3. These other two avenues are no doubt worthy endeavors, but we must face the fact that the majority of leadership in our movement (staff and non-staff) will not be able to avail themselves of these two avenues.  Therefore, web-based training programs are the other option that simply must be developed and offered.  This is where my expertise is really limited, and those of you with more expertise will have to pick up this ball and run with it. My current understanding of what is available includes the following approaches:

  • The program that Arturo is offering in Mexico City to the Spanish speaking world. Many of us have already taught on this program, and are thus somewhat familiar with the format and technology available. It would be very helpful if Arturo could explain it further for us and offer suggestions about how it might be used on a broader basis for other parts of the world.
  • The program that Fred Faller is working on in conjunction with a number of others (both teachers and technology buffs), utilizing a web program called “Second Life.” This program shows each participant in avatar form, but allows conversations between participants to take place and leaves you with a feeling that you have actually been with other members of the groups in a common location.  Joey Harris is designated to teach a pilot course using the Fee/Stuart book, “How To Read the Bible For All It’s Worth.”  The unknowns as of my last time interacting with the group in a Second Life setting were how multimedia presentations could be used, particularly PowerPoint presentations and videos.  Again, it would be very helpful for Fred to provide all of us with a detailed update. Although learning to use this particular technology presents somewhat of a challenge to “non-techies” like me, it does provide in a very unique and interesting way a venue for interactive participation that does leave you with the feeling that you have been to class with other students whom you either know or quickly get to know.
  • Other web-based programs such as the one Steve Kinnard shared about fairly recently, that I think are also interactive in potential – which I think is a must for the most meaningful learning experience.  If Steve and/or others more familiar with such programs could describe it in layman’s terms for the rest of us, that would be most helpful and needed.

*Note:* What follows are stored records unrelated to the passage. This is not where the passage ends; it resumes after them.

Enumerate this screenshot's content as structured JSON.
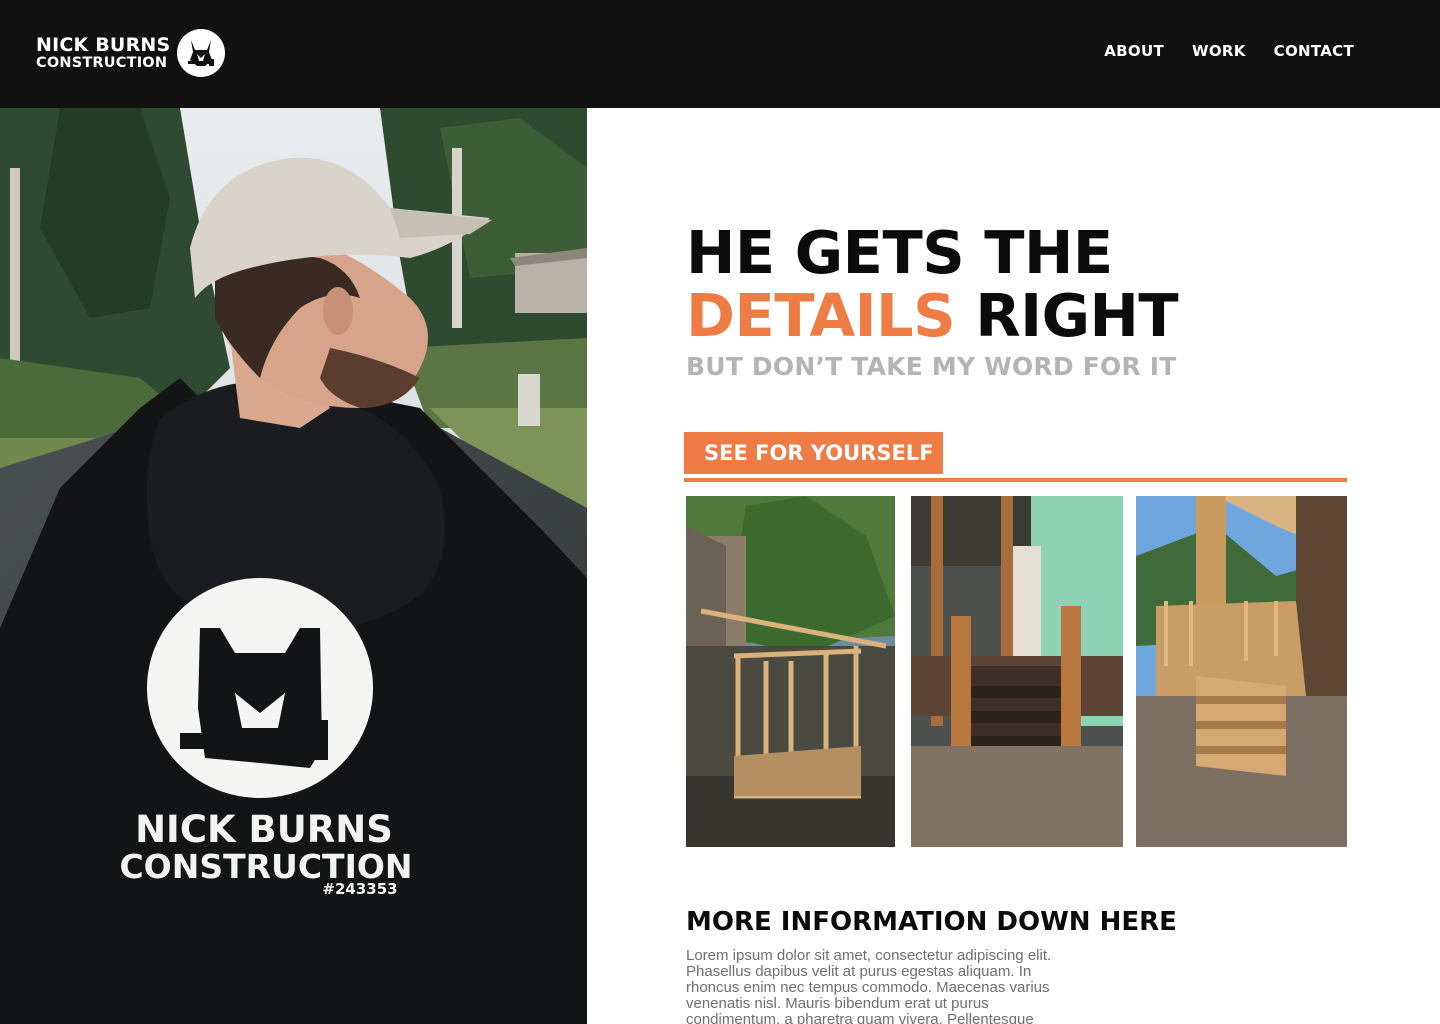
{
  "header": {
    "brand_line1": "NICK BURNS",
    "brand_line2": "CONSTRUCTION",
    "logo_icon": "husky-hammer-logo",
    "nav": [
      "ABOUT",
      "WORK",
      "CONTACT"
    ]
  },
  "hero": {
    "title_line1": "HE GETS THE",
    "title_accent": "DETAILS",
    "title_rest": " RIGHT",
    "subtitle": "BUT DON’T TAKE MY WORD FOR IT",
    "cta_label": "SEE FOR YOURSELF"
  },
  "photo": {
    "hoodie_line1": "NICK BURNS",
    "hoodie_line2": "CONSTRUCTION",
    "hoodie_license": "#243353"
  },
  "gallery": {
    "images": [
      "shed-framing-photo",
      "porch-stairs-photo",
      "deck-stairs-photo"
    ]
  },
  "more": {
    "title": "MORE INFORMATION DOWN HERE",
    "body": "Lorem ipsum dolor sit amet, consectetur adipiscing elit. Phasellus dapibus velit at purus egestas aliquam. In rhoncus enim nec tempus commodo. Maecenas varius venenatis nisl. Mauris bibendum erat ut purus condimentum, a pharetra quam vivera. Pellentesque"
  },
  "colors": {
    "accent": "#ef7c45",
    "header_bg": "#111111",
    "subtitle": "#b4b4b4"
  }
}
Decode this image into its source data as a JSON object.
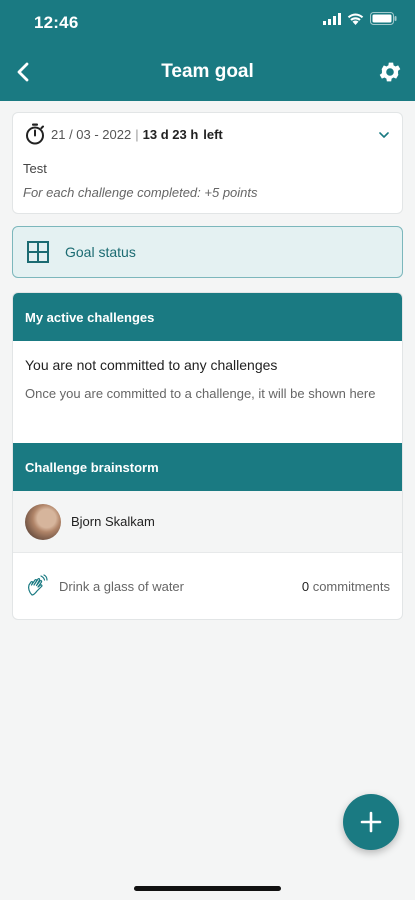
{
  "status_bar": {
    "time": "12:46"
  },
  "nav": {
    "title": "Team goal",
    "back_icon": "chevron-left-icon",
    "settings_icon": "gear-icon"
  },
  "goal": {
    "date": "21 / 03 - 2022",
    "remaining": "13 d 23 h",
    "remaining_suffix": "left",
    "name": "Test",
    "rule": "For each challenge completed: +5 points"
  },
  "goal_status": {
    "label": "Goal status",
    "icon": "grid-icon"
  },
  "active": {
    "header": "My active challenges",
    "empty_title": "You are not committed to any challenges",
    "empty_desc": "Once you are committed to a challenge, it will be shown here"
  },
  "brainstorm": {
    "header": "Challenge brainstorm",
    "author": "Bjorn Skalkam",
    "challenge": "Drink a glass of water",
    "commit_count": "0",
    "commit_label": "commitments"
  },
  "colors": {
    "brand": "#1a7a82",
    "status_bg": "#e4f1f2"
  }
}
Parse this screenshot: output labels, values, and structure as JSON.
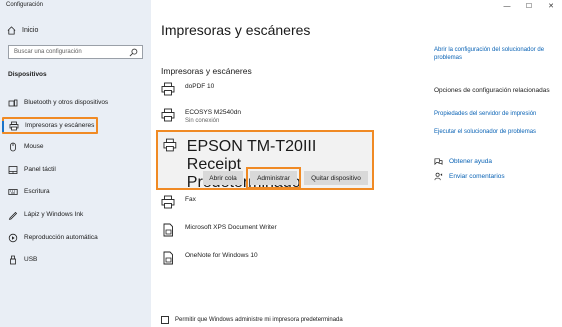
{
  "window": {
    "app_title": "Configuración",
    "controls": {
      "minimize": "—",
      "maximize": "☐",
      "close": "✕"
    }
  },
  "sidebar": {
    "home_label": "Inicio",
    "search_placeholder": "Buscar una configuración",
    "section_label": "Dispositivos",
    "items": [
      {
        "label": "Bluetooth y otros dispositivos",
        "icon": "bluetooth-icon"
      },
      {
        "label": "Impresoras y escáneres",
        "icon": "printer-icon",
        "selected": true
      },
      {
        "label": "Mouse",
        "icon": "mouse-icon"
      },
      {
        "label": "Panel táctil",
        "icon": "touchpad-icon"
      },
      {
        "label": "Escritura",
        "icon": "keyboard-icon"
      },
      {
        "label": "Lápiz y Windows Ink",
        "icon": "pen-icon"
      },
      {
        "label": "Reproducción automática",
        "icon": "autoplay-icon"
      },
      {
        "label": "USB",
        "icon": "usb-icon"
      }
    ]
  },
  "main": {
    "title": "Impresoras y escáneres",
    "subtitle": "Impresoras y escáneres",
    "printers": [
      {
        "name": "doPDF 10",
        "status": ""
      },
      {
        "name": "ECOSYS M2540dn",
        "status": "Sin conexión"
      },
      {
        "name": "EPSON TM-T20III Receipt",
        "status": "Predeterminado",
        "selected": true
      },
      {
        "name": "Fax",
        "status": ""
      },
      {
        "name": "Microsoft XPS Document Writer",
        "status": ""
      },
      {
        "name": "OneNote for Windows 10",
        "status": ""
      }
    ],
    "buttons": {
      "open_queue": "Abrir cola",
      "manage": "Administrar",
      "remove": "Quitar dispositivo"
    },
    "default_checkbox_label": "Permitir que Windows administre mi impresora predeterminada",
    "default_checkbox_checked": false
  },
  "right": {
    "troubleshooter_link": "Abrir la configuración del solucionador de problemas",
    "related_heading": "Opciones de configuración relacionadas",
    "server_props_link": "Propiedades del servidor de impresión",
    "run_troubleshooter_link": "Ejecutar el solucionador de problemas",
    "help_link": "Obtener ayuda",
    "feedback_link": "Enviar comentarios"
  },
  "colors": {
    "sidebar_bg": "#e9eef5",
    "highlight": "#f08a24",
    "link": "#0a63b5",
    "accent": "#1a73c8"
  }
}
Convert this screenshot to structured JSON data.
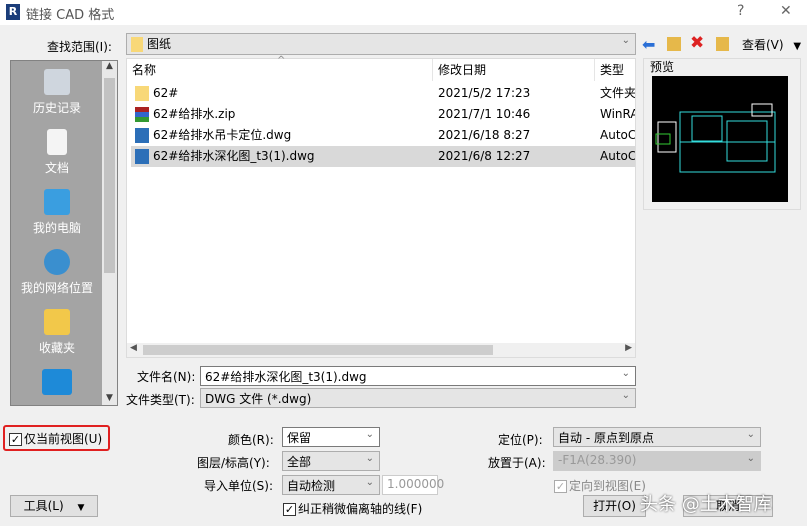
{
  "window": {
    "title": "链接 CAD 格式",
    "help": "?",
    "close": "✕"
  },
  "lookin": {
    "label": "查找范围(I):",
    "value": "图纸",
    "view_label": "查看(V)"
  },
  "sidebar": {
    "items": [
      {
        "label": "历史记录"
      },
      {
        "label": "文档"
      },
      {
        "label": "我的电脑"
      },
      {
        "label": "我的网络位置"
      },
      {
        "label": "收藏夹"
      }
    ]
  },
  "list": {
    "columns": [
      "名称",
      "修改日期",
      "类型"
    ],
    "rows": [
      {
        "name": "62#",
        "date": "2021/5/2 17:23",
        "type": "文件夹",
        "icon": "folder-icon"
      },
      {
        "name": "62#给排水.zip",
        "date": "2021/7/1 10:46",
        "type": "WinRAR",
        "icon": "zip-icon"
      },
      {
        "name": "62#给排水吊卡定位.dwg",
        "date": "2021/6/18 8:27",
        "type": "AutoCAD",
        "icon": "cad-icon"
      },
      {
        "name": "62#给排水深化图_t3(1).dwg",
        "date": "2021/6/8 12:27",
        "type": "AutoCAD",
        "icon": "cad-icon"
      }
    ]
  },
  "preview": {
    "label": "预览"
  },
  "filename": {
    "label": "文件名(N):",
    "value": "62#给排水深化图_t3(1).dwg"
  },
  "filetype": {
    "label": "文件类型(T):",
    "value": "DWG 文件 (*.dwg)"
  },
  "options": {
    "current_view": "仅当前视图(U)",
    "color_label": "颜色(R):",
    "color_value": "保留",
    "layer_label": "图层/标高(Y):",
    "layer_value": "全部",
    "units_label": "导入单位(S):",
    "units_value": "自动检测",
    "units_factor": "1.000000",
    "correct_lines": "纠正稍微偏离轴的线(F)",
    "position_label": "定位(P):",
    "position_value": "自动 - 原点到原点",
    "place_label": "放置于(A):",
    "place_value": "-F1A(28.390)",
    "orient": "定向到视图(E)"
  },
  "buttons": {
    "tools": "工具(L)",
    "open": "打开(O)",
    "cancel": "取消"
  },
  "watermark": "头条 @土木智库"
}
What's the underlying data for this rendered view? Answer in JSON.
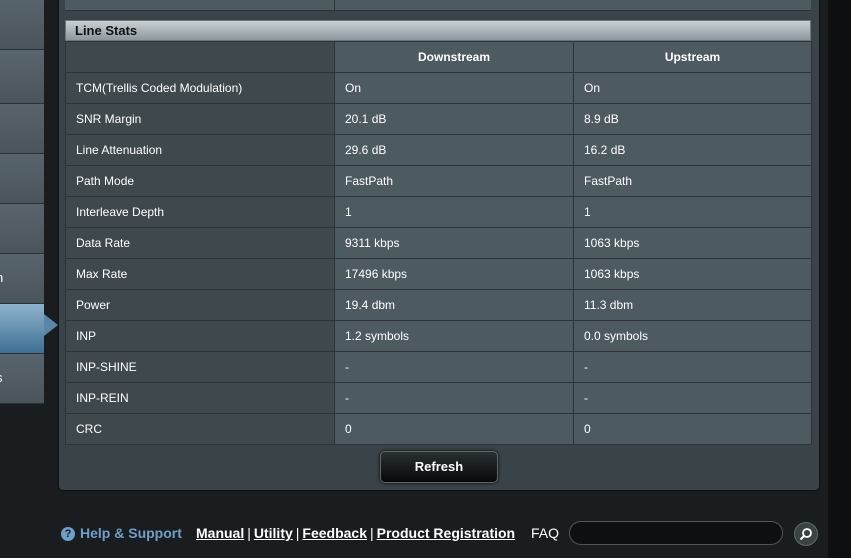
{
  "sidebar": {
    "items": [
      {
        "label": ""
      },
      {
        "label": ""
      },
      {
        "label": ""
      },
      {
        "label": ""
      },
      {
        "label": ""
      },
      {
        "label": "n"
      },
      {
        "label": ""
      },
      {
        "label": "s"
      }
    ]
  },
  "line_stats": {
    "title": "Line Stats",
    "columns": [
      "",
      "Downstream",
      "Upstream"
    ],
    "rows": [
      {
        "label": "TCM(Trellis Coded Modulation)",
        "downstream": "On",
        "upstream": "On"
      },
      {
        "label": "SNR Margin",
        "downstream": "20.1 dB",
        "upstream": "8.9 dB"
      },
      {
        "label": "Line Attenuation",
        "downstream": "29.6 dB",
        "upstream": "16.2 dB"
      },
      {
        "label": "Path Mode",
        "downstream": "FastPath",
        "upstream": "FastPath"
      },
      {
        "label": "Interleave Depth",
        "downstream": "1",
        "upstream": "1"
      },
      {
        "label": "Data Rate",
        "downstream": "9311 kbps",
        "upstream": "1063 kbps"
      },
      {
        "label": "Max Rate",
        "downstream": "17496 kbps",
        "upstream": "1063 kbps"
      },
      {
        "label": "Power",
        "downstream": "19.4 dbm",
        "upstream": "11.3 dbm"
      },
      {
        "label": "INP",
        "downstream": "1.2 symbols",
        "upstream": "0.0 symbols"
      },
      {
        "label": "INP-SHINE",
        "downstream": "-",
        "upstream": "-"
      },
      {
        "label": "INP-REIN",
        "downstream": "-",
        "upstream": "-"
      },
      {
        "label": "CRC",
        "downstream": "0",
        "upstream": "0"
      }
    ],
    "refresh_label": "Refresh"
  },
  "footer": {
    "help_label": "Help & Support",
    "links": [
      "Manual",
      "Utility",
      "Feedback",
      "Product Registration"
    ],
    "faq_label": "FAQ",
    "faq_value": "",
    "icons": {
      "help": "question-icon",
      "search": "search-icon"
    }
  },
  "colors": {
    "accent": "#6f9fc8",
    "panel": "#3a4347",
    "cell": "#4d5a60",
    "header_bar": "#c9d0d4"
  }
}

In conclusion, regarding venues of presenting curricula for leadership training, I believe all three of these potential approaches are needed. I would strongly urge us to make serious efforts to get all of them in place sometime this year if at all possible. Leadership training is an urgent matter, and the uniqueness of our movement demands that we exercise some serious ingenuity in developing ways to address this urgent matter. I thank you in advance for all of your attention, participation and assistance.  This must be a team effort, with each of us exercising our God-given gifts in every way possible.  May he bless us to do just that, for this is really his charge to us and not simply man’s charge!

Request for Information Regarding Current Training Programs 

In order to help us all get a comprehensive picture of what is being done presently in the “Type One” programs, I am humbly requesting that you provide me with some information that I can compile into a report for the rest of us, and for other interested groups (i.e., the evangelist and elder service committees).  I will provide the information about the three training programs I am heading up as a model for the type information I am requesting.  Again, the purposes of gathering this information is to help all of us who have programs improve them by learning from one another and to help us make recommendations to others regarding both curricula and means of implementing said curricula.  Thanks so much for your help in this endeavor!  (NOTE:  the specific requests and format for reporting these requests is omitted for purposes of this report for the broader group outside the M.E.A.T.)